Prompt ::
Task for the records below: count the lines that contain the word "page" and give only that number.

Dataset rows for apps and sites:
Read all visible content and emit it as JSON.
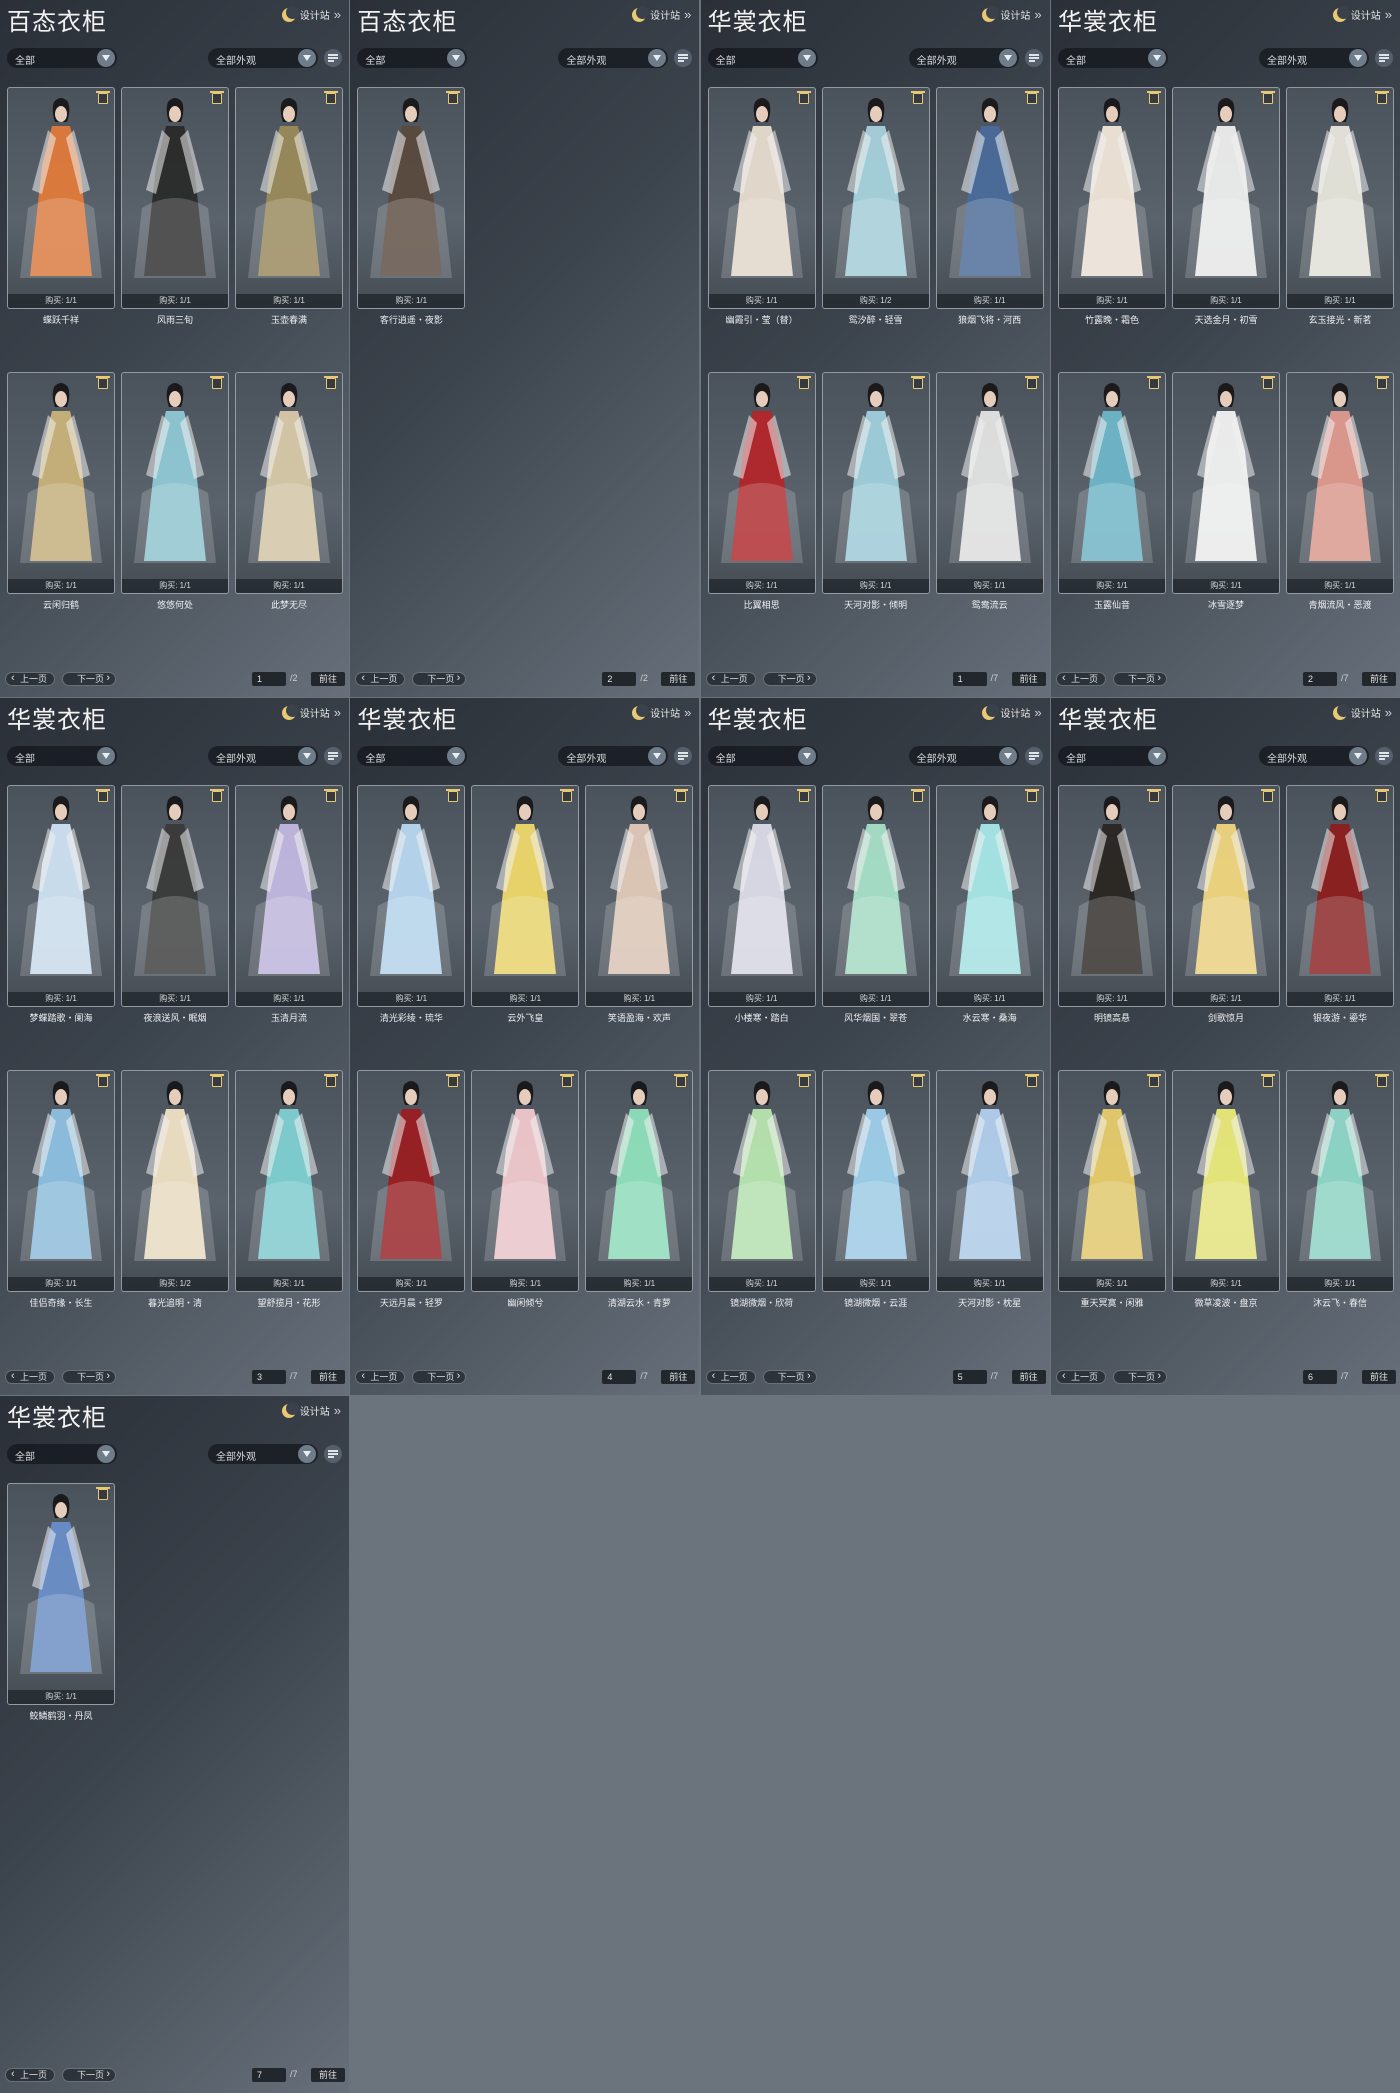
{
  "common": {
    "design_label": "设计站",
    "dropdown_left": "全部",
    "dropdown_right": "全部外观",
    "prev_label": "上一页",
    "next_label": "下一页",
    "jump_label": "前往"
  },
  "panels": [
    {
      "title": "百态衣柜",
      "page": "1",
      "total": "/2",
      "items": [
        {
          "name": "蝶跃千祥",
          "buy": "购买: 1/1",
          "accent": "#e07a3a"
        },
        {
          "name": "风雨三旬",
          "buy": "购买: 1/1",
          "accent": "#2a2a2a"
        },
        {
          "name": "玉壶春满",
          "buy": "购买: 1/1",
          "accent": "#9a8a5a"
        },
        {
          "name": "云闲归鹤",
          "buy": "购买: 1/1",
          "accent": "#c9b27a"
        },
        {
          "name": "悠悠何处",
          "buy": "购买: 1/1",
          "accent": "#8fc8d4"
        },
        {
          "name": "此梦无尽",
          "buy": "购买: 1/1",
          "accent": "#d8c9a8"
        }
      ]
    },
    {
      "title": "百态衣柜",
      "page": "2",
      "total": "/2",
      "items": [
        {
          "name": "客行逍遥・夜影",
          "buy": "购买: 1/1",
          "accent": "#5a4a3e"
        }
      ]
    },
    {
      "title": "华裳衣柜",
      "page": "1",
      "total": "/7",
      "items": [
        {
          "name": "幽霞引・莹（替）",
          "buy": "购买: 1/1",
          "accent": "#e8dccf"
        },
        {
          "name": "鸳汐醉・轻雪",
          "buy": "购买: 1/2",
          "accent": "#a6d2dc"
        },
        {
          "name": "狼烟飞将・河西",
          "buy": "购买: 1/1",
          "accent": "#4a6a9a"
        },
        {
          "name": "比翼相思",
          "buy": "购买: 1/1",
          "accent": "#b3262a"
        },
        {
          "name": "天河对影・倾明",
          "buy": "购买: 1/1",
          "accent": "#9fd0dc"
        },
        {
          "name": "鸳鸯流云",
          "buy": "购买: 1/1",
          "accent": "#e4e4e4"
        }
      ]
    },
    {
      "title": "华裳衣柜",
      "page": "2",
      "total": "/7",
      "items": [
        {
          "name": "竹露晚・霜色",
          "buy": "购买: 1/1",
          "accent": "#f0e6d8"
        },
        {
          "name": "天选金月・初雪",
          "buy": "购买: 1/1",
          "accent": "#eeeeee"
        },
        {
          "name": "玄玉接光・新茗",
          "buy": "购买: 1/1",
          "accent": "#e8e6dc"
        },
        {
          "name": "玉露仙音",
          "buy": "购买: 1/1",
          "accent": "#6fb6c9"
        },
        {
          "name": "冰雪逐梦",
          "buy": "购买: 1/1",
          "accent": "#f2f2f2"
        },
        {
          "name": "青烟流风・恶渡",
          "buy": "购买: 1/1",
          "accent": "#e09a8e"
        }
      ]
    },
    {
      "title": "华裳衣柜",
      "page": "3",
      "total": "/7",
      "items": [
        {
          "name": "梦蝶踏歌・阑海",
          "buy": "购买: 1/1",
          "accent": "#cfe2f2"
        },
        {
          "name": "夜浪送风・眠烟",
          "buy": "购买: 1/1",
          "accent": "#3a3a3a"
        },
        {
          "name": "玉清月流",
          "buy": "购买: 1/1",
          "accent": "#c2b8e0"
        },
        {
          "name": "佳侣奇缘・长生",
          "buy": "购买: 1/1",
          "accent": "#8ec0e0"
        },
        {
          "name": "暮光追明・清",
          "buy": "购买: 1/2",
          "accent": "#efe2c4"
        },
        {
          "name": "望舒揽月・花形",
          "buy": "购买: 1/1",
          "accent": "#7fd0d2"
        }
      ]
    },
    {
      "title": "华裳衣柜",
      "page": "4",
      "total": "/7",
      "items": [
        {
          "name": "清光彩绫・琉华",
          "buy": "购买: 1/1",
          "accent": "#b8d8f0"
        },
        {
          "name": "云外飞皇",
          "buy": "购买: 1/1",
          "accent": "#efd86a"
        },
        {
          "name": "笑语盈海・欢声",
          "buy": "购买: 1/1",
          "accent": "#e2c9b8"
        },
        {
          "name": "天远月晨・轻罗",
          "buy": "购买: 1/1",
          "accent": "#9a1e22"
        },
        {
          "name": "幽闲倾兮",
          "buy": "购买: 1/1",
          "accent": "#f0c8cc"
        },
        {
          "name": "清湖云水・青萝",
          "buy": "购买: 1/1",
          "accent": "#8fe0bc"
        }
      ]
    },
    {
      "title": "华裳衣柜",
      "page": "5",
      "total": "/7",
      "items": [
        {
          "name": "小楼寒・踏白",
          "buy": "购买: 1/1",
          "accent": "#dcdce8"
        },
        {
          "name": "风华烟国・翠苍",
          "buy": "购买: 1/1",
          "accent": "#a8e0c8"
        },
        {
          "name": "水云寒・桑海",
          "buy": "购买: 1/1",
          "accent": "#a8e8e8"
        },
        {
          "name": "镜湖微烟・欣荷",
          "buy": "购买: 1/1",
          "accent": "#b8e6b0"
        },
        {
          "name": "镜湖微烟・云涯",
          "buy": "购买: 1/1",
          "accent": "#9fd0ec"
        },
        {
          "name": "天河对影・枕星",
          "buy": "购买: 1/1",
          "accent": "#b2d0ee"
        }
      ]
    },
    {
      "title": "华裳衣柜",
      "page": "6",
      "total": "/7",
      "items": [
        {
          "name": "明镜高悬",
          "buy": "购买: 1/1",
          "accent": "#2a2622"
        },
        {
          "name": "剑歌惊月",
          "buy": "购买: 1/1",
          "accent": "#f0d67e"
        },
        {
          "name": "银夜游・鎏华",
          "buy": "购买: 1/1",
          "accent": "#8c1e1e"
        },
        {
          "name": "重天冥寞・闲雅",
          "buy": "购买: 1/1",
          "accent": "#e8cc6a"
        },
        {
          "name": "微草凌波・盘京",
          "buy": "购买: 1/1",
          "accent": "#eaea7a"
        },
        {
          "name": "沐云飞・春信",
          "buy": "购买: 1/1",
          "accent": "#8fd8c8"
        }
      ]
    },
    {
      "title": "华裳衣柜",
      "page": "7",
      "total": "/7",
      "items": [
        {
          "name": "鲛鳞鹤羽・丹凤",
          "buy": "购买: 1/1",
          "accent": "#6a8ec8"
        }
      ]
    }
  ]
}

Response to this task ::
9